RECORDS SHOWN:
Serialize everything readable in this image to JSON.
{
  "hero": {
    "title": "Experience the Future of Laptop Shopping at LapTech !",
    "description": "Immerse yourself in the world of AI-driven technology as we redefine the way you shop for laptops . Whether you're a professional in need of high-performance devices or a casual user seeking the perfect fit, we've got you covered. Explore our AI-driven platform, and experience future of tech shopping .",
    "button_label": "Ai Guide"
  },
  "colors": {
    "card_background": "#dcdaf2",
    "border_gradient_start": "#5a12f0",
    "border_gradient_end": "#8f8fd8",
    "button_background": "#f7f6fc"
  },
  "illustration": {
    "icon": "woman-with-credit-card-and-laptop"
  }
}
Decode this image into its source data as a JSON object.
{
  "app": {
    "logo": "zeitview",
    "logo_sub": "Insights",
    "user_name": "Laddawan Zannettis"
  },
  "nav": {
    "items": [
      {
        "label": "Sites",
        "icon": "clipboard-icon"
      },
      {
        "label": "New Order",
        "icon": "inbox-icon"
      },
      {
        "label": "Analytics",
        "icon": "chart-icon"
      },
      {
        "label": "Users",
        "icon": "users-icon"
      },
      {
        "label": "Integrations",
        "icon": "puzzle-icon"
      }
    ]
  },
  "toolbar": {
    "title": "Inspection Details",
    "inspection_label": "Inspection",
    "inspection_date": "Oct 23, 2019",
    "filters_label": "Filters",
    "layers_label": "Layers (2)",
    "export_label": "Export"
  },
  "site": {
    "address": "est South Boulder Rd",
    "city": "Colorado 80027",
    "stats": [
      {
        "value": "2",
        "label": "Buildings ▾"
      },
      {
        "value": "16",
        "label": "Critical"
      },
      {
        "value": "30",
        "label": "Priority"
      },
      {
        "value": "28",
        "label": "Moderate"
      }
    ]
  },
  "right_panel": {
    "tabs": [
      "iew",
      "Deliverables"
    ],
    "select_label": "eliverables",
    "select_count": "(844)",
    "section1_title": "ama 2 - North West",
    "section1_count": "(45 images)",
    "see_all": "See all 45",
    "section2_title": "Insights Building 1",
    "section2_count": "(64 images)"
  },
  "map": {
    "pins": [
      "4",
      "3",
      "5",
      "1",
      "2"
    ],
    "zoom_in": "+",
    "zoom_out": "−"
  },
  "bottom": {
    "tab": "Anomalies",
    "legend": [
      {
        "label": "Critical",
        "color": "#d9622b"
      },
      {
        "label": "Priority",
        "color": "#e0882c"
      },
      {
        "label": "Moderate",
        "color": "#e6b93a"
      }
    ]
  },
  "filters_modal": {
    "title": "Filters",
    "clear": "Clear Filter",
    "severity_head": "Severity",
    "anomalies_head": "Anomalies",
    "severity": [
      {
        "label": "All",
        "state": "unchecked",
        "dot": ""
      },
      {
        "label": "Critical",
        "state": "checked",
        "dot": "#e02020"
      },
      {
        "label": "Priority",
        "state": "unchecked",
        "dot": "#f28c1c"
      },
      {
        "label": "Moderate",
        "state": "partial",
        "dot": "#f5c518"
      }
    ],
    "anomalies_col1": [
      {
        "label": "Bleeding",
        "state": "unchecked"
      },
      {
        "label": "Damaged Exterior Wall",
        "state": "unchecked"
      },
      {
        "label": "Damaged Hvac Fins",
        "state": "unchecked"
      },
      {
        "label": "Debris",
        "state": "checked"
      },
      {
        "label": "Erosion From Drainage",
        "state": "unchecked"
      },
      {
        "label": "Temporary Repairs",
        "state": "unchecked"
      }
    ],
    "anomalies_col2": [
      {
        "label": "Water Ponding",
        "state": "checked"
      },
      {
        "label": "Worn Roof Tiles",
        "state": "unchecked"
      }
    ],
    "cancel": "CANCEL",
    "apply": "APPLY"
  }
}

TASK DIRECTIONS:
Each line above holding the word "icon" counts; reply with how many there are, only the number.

RESULT FOR THIS EXERCISE:
6